**DATA FOR THIS TASK:**
++++++++++++++++++++

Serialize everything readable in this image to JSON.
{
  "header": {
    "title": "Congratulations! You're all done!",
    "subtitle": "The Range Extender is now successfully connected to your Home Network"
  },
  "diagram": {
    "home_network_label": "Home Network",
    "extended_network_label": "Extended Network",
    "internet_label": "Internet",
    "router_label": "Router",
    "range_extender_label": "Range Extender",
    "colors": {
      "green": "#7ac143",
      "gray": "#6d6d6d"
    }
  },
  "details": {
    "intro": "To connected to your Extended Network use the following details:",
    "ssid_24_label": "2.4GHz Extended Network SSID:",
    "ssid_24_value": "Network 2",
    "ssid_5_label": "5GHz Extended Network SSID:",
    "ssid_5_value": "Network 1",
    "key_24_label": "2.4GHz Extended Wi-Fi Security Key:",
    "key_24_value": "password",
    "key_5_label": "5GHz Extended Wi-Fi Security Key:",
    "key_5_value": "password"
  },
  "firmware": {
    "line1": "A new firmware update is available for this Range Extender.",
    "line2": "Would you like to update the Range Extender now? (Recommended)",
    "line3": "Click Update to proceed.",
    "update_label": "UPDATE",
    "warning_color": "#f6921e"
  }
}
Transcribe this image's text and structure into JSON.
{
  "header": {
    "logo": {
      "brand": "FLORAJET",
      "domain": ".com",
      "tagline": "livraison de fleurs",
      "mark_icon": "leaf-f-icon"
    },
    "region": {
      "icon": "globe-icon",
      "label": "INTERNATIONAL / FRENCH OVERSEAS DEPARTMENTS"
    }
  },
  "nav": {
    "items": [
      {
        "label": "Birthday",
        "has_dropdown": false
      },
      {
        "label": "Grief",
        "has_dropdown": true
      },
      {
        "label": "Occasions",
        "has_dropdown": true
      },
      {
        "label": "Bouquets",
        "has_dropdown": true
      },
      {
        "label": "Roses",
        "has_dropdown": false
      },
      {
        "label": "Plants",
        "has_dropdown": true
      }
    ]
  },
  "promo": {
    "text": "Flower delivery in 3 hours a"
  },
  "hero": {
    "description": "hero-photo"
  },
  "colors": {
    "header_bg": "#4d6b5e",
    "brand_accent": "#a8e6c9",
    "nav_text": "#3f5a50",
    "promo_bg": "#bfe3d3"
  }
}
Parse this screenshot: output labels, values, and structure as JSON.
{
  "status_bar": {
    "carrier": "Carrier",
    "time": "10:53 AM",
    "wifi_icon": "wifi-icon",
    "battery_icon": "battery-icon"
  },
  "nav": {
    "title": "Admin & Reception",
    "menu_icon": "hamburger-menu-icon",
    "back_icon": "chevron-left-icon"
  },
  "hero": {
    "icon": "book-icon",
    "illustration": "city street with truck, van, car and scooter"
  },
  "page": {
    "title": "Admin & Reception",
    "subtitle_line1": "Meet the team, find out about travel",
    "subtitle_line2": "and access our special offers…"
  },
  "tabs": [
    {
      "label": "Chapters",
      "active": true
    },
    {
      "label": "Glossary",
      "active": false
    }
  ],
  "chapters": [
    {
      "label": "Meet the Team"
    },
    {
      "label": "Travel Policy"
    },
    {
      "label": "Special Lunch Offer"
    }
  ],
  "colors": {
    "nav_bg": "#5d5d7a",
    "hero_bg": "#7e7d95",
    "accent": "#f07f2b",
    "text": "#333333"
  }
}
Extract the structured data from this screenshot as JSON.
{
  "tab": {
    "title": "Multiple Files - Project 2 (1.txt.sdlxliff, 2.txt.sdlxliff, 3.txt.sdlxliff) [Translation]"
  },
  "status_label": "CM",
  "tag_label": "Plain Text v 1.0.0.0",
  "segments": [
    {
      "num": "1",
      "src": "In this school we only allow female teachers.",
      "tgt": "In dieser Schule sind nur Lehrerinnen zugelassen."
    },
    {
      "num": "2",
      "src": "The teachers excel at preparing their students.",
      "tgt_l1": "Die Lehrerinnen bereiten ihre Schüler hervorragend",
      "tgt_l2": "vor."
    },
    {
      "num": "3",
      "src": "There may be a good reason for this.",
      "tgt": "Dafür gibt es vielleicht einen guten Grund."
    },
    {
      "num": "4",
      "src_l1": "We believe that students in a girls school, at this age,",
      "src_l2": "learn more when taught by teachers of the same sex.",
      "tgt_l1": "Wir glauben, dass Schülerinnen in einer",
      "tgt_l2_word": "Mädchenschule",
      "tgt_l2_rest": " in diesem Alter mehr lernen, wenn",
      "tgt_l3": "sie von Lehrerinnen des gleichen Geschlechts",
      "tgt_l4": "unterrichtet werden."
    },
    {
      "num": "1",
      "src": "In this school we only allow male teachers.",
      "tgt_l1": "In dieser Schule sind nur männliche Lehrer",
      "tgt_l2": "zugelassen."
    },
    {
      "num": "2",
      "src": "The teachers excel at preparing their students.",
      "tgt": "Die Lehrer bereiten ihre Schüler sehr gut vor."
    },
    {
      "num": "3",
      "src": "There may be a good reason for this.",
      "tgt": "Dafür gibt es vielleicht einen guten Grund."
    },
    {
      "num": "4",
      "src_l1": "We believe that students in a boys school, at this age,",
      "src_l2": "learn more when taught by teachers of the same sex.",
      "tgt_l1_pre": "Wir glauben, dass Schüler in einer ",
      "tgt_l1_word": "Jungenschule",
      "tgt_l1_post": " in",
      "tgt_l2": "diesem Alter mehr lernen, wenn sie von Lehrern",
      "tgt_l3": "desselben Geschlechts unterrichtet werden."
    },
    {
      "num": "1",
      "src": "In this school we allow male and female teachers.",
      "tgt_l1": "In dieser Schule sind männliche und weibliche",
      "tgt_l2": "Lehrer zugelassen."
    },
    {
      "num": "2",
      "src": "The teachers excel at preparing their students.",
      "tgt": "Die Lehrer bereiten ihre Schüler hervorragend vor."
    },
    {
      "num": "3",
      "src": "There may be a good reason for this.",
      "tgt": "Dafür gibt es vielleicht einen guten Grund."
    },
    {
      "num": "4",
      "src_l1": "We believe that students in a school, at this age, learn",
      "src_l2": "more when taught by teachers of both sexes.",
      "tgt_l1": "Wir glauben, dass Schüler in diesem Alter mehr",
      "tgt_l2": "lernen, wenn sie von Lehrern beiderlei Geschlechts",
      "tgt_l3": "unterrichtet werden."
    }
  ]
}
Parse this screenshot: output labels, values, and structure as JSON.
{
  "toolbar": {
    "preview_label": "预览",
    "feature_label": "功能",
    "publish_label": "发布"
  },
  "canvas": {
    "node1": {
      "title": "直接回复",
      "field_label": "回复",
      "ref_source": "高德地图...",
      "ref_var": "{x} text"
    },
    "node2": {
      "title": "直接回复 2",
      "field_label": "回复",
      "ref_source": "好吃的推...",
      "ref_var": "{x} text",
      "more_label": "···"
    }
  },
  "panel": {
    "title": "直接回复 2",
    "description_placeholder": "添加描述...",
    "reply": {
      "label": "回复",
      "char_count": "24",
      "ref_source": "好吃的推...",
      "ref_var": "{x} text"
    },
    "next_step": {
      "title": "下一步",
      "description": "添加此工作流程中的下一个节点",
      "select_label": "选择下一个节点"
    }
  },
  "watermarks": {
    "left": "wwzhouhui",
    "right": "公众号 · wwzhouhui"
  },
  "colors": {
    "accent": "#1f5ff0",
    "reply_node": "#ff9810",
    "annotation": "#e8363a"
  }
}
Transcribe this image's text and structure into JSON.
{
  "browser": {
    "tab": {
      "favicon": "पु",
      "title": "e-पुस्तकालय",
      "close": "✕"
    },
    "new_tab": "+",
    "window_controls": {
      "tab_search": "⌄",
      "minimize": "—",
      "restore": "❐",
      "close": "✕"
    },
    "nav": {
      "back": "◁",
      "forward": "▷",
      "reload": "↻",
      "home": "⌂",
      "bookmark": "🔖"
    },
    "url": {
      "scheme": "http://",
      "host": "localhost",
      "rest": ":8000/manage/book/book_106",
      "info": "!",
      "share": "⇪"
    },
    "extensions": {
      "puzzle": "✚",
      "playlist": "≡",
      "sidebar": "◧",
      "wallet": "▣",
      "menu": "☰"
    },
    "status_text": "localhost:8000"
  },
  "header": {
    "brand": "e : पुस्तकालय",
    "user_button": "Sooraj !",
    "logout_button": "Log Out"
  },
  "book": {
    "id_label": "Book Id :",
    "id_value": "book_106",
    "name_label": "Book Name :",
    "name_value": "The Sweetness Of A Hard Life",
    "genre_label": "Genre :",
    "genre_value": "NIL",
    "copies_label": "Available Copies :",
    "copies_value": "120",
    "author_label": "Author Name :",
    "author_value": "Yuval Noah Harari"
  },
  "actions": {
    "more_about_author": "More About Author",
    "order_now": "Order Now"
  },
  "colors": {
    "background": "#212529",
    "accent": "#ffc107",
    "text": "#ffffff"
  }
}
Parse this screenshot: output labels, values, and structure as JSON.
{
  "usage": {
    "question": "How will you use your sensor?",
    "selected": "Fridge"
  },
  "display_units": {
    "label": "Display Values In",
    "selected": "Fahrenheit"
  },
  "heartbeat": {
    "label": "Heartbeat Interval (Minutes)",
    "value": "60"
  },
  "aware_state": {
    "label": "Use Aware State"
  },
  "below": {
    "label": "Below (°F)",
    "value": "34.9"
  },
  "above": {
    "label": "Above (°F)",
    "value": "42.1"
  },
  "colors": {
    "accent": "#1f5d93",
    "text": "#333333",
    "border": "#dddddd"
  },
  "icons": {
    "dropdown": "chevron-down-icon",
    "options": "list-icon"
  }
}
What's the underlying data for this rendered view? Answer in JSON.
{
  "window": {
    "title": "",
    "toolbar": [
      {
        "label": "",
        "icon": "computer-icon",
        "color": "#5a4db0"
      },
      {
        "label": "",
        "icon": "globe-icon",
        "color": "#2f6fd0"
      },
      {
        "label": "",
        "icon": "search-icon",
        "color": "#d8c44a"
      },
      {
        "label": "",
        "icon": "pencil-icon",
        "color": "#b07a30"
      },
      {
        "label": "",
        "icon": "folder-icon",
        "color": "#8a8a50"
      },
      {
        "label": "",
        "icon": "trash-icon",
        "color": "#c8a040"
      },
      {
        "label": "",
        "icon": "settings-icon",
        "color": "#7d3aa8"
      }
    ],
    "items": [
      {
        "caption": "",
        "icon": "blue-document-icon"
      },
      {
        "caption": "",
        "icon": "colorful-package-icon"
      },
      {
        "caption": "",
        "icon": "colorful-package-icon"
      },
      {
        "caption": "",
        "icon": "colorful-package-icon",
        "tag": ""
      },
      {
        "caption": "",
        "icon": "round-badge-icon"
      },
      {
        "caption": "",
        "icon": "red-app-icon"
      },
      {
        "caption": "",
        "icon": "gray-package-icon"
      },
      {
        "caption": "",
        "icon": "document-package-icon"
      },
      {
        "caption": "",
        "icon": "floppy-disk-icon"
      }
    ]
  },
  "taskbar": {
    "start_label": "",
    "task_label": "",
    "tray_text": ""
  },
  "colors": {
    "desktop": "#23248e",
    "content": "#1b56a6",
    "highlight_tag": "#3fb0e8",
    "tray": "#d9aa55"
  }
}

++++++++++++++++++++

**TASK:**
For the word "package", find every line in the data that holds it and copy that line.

**EXERCISE SOLUTION:**
        "icon": "colorful-package-icon"
        "icon": "colorful-package-icon"
        "icon": "colorful-package-icon",
        "icon": "gray-package-icon"
        "icon": "document-package-icon"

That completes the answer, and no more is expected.